• _How to complete this task_: Every line of the data below that holds the string "label" needs to be reported.

[Given entries]

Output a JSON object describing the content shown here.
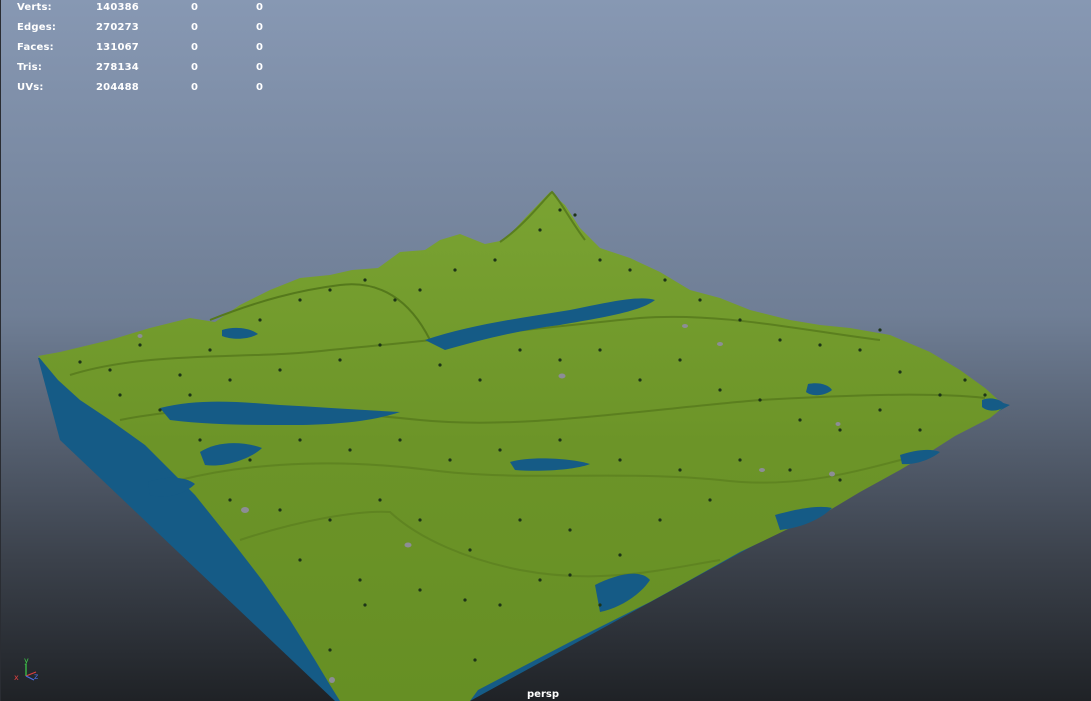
{
  "hud": {
    "rows": [
      {
        "label": "Verts:",
        "total": "140386",
        "selected": "0",
        "component": "0"
      },
      {
        "label": "Edges:",
        "total": "270273",
        "selected": "0",
        "component": "0"
      },
      {
        "label": "Faces:",
        "total": "131067",
        "selected": "0",
        "component": "0"
      },
      {
        "label": "Tris:",
        "total": "278134",
        "selected": "0",
        "component": "0"
      },
      {
        "label": "UVs:",
        "total": "204488",
        "selected": "0",
        "component": "0"
      }
    ]
  },
  "viewport": {
    "camera": "persp"
  },
  "axis": {
    "x": "x",
    "y": "y",
    "z": "z"
  },
  "colors": {
    "grass": "#6f9a2a",
    "grass_dark": "#56791d",
    "water": "#145a85",
    "tree": "#1e3a1a",
    "rock": "#8a8a92"
  },
  "icons": [
    "axis-gizmo-icon"
  ]
}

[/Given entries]

• _Output_:
        "label": "Verts:",
        "label": "Edges:",
        "label": "Faces:",
        "label": "Tris:",
        "label": "UVs:",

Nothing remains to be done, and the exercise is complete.